Percutaneous adhesiolysis ( RACZ Catheter)

Percutaneous epidural lysis of adhesions has been developed as a conservative procedure to reduce or eliminate adhesions or fibrosis. A semirigid catheter with a flexible tip is placed into the epidural space to mechanically loosen and/or remove adhesions from the nerve roots.



The patient is placed in a prone position, and the sacral hiatus is identified by palpation and fluoroscopy. A 16-gauge, 3{1/2} inch stylet needle suitable for catheter placement is inserted and advanced into the sacral hiatus .

An AP fluoroscopic view is obtained to ensure that the needle tip is midline and positioned slightly toward the side of pain just below the S3 foramen. The location of the needle in the epidural space is verified with the injection contrast under biplanar fluoroscopy, producing an epidurogram that also identifies the area(s) of adhesions .

The catheter is steered gently by alternatively rotating the bent stylet from its proximal end, and advancing or retracting the catheter to lysis the epidural adhesions under a live fluoroscopy. After mechanical lysis of the adhesions with the catheter, an additional 5–10 mL of contrast medium is slowly injected through the catheter to confirm the degree of adhesiolysis.
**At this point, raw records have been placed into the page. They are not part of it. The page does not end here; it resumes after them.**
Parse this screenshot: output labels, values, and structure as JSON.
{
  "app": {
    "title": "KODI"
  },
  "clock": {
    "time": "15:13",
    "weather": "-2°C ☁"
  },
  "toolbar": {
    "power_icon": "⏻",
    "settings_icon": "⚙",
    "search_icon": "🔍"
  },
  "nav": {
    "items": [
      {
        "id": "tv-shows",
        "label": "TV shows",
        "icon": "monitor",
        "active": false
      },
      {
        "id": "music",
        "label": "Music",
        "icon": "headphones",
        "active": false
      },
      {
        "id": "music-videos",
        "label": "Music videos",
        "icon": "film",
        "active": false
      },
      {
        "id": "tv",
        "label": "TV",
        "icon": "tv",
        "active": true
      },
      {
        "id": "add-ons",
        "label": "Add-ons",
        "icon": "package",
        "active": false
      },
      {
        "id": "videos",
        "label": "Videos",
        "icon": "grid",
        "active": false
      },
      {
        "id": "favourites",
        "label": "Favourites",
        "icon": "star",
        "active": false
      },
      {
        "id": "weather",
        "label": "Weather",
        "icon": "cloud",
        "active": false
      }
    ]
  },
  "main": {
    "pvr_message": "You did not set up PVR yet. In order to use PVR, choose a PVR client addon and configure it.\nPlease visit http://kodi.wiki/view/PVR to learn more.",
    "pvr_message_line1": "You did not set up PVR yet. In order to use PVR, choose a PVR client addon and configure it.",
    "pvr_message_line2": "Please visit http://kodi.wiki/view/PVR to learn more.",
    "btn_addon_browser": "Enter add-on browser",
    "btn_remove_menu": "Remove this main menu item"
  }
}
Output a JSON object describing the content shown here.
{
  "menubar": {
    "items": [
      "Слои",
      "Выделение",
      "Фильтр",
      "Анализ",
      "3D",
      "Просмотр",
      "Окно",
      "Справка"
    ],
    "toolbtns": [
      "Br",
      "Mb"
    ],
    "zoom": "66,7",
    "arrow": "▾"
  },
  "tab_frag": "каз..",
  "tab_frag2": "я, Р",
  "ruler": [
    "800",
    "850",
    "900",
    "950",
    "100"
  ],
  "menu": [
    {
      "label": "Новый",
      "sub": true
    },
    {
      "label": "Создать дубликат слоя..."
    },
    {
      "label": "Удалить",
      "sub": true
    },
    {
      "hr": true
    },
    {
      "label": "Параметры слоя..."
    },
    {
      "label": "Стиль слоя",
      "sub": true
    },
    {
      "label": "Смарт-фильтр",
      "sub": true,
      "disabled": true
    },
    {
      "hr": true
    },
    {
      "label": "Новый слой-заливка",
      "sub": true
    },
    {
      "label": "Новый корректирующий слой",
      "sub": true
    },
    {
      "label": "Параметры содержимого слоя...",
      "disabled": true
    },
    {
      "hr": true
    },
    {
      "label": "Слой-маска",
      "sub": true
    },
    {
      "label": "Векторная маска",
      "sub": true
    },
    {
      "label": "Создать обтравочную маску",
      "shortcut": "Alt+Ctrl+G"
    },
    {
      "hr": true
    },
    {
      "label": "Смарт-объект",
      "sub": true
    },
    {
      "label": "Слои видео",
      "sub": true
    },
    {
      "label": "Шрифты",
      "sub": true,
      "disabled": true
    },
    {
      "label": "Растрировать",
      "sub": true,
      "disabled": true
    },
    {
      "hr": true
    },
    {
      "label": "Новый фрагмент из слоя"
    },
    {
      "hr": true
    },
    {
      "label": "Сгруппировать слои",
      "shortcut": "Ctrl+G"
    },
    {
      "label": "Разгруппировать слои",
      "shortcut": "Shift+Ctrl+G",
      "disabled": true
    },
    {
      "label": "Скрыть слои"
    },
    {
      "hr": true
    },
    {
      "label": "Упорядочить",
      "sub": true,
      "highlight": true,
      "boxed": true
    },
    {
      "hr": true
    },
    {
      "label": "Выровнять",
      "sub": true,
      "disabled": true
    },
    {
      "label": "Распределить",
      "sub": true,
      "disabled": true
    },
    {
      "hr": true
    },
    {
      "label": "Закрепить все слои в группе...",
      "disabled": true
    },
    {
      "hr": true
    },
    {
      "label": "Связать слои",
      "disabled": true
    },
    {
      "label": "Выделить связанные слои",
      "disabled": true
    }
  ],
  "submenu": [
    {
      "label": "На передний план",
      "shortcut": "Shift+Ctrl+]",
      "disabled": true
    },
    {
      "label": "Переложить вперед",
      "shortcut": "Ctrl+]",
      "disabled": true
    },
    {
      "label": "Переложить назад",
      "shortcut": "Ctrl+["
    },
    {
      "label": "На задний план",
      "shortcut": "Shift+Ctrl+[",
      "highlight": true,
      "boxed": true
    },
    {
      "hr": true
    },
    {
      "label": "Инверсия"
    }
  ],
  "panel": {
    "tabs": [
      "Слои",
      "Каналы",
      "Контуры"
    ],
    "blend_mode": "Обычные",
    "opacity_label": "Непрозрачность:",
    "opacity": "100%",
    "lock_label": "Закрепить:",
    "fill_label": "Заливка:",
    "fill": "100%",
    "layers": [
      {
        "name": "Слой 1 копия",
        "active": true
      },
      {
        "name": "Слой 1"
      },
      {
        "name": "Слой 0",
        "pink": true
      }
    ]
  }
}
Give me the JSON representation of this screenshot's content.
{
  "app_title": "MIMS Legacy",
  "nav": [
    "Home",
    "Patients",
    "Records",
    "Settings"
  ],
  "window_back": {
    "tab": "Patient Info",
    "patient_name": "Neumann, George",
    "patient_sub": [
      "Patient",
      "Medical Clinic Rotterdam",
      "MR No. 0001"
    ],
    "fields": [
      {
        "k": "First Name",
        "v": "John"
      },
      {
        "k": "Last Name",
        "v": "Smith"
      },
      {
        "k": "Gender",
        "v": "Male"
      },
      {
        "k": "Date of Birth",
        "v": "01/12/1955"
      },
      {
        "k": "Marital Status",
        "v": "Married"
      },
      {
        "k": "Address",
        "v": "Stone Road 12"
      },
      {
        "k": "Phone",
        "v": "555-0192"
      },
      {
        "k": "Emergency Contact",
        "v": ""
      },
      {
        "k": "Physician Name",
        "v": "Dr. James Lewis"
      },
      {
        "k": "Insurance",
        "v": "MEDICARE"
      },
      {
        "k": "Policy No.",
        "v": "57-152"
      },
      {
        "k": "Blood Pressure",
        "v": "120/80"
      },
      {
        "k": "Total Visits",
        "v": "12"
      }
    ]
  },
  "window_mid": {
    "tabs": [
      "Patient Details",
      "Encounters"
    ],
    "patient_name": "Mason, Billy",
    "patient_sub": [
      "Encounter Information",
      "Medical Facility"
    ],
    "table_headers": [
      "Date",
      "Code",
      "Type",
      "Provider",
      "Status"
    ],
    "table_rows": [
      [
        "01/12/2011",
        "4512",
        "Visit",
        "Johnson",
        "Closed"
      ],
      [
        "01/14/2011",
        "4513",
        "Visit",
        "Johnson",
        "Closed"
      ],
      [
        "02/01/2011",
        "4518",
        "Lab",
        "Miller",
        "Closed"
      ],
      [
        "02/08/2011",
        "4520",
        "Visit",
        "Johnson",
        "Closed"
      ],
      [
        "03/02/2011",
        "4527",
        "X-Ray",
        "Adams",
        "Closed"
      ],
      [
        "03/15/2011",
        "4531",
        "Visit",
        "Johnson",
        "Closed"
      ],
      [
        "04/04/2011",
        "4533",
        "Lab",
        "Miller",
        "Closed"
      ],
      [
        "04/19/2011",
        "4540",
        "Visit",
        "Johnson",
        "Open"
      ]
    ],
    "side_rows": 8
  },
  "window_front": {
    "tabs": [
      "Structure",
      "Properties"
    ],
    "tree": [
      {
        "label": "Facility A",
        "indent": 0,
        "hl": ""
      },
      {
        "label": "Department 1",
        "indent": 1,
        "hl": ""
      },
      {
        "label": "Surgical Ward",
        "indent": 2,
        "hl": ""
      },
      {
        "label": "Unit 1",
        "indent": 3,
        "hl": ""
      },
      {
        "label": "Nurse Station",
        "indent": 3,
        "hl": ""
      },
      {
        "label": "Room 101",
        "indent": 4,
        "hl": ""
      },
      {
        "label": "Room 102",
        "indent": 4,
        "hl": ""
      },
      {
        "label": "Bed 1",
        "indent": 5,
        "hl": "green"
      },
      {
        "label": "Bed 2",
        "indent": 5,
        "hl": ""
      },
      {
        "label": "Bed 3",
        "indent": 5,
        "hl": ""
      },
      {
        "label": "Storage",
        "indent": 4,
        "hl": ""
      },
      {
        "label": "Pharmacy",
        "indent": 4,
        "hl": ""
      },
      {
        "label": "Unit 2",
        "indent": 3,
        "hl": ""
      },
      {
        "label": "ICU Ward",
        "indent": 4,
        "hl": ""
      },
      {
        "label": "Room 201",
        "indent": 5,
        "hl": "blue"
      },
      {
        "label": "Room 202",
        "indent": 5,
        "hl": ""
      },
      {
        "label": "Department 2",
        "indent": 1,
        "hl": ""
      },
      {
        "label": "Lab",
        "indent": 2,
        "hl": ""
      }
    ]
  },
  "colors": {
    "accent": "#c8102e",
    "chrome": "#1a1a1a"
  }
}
A mixture (Hypertonic saline, Hyaluronidase, local anesthetic and corticosteroid) can be injected through the catheter at the area of fibrosis to mechanically disrupt adhesions and potentially reduce perineural edema.  The catheter is carefully removed after finishing the procedure, so as not to shear any part of the catheter as it is withdrawn through the needle.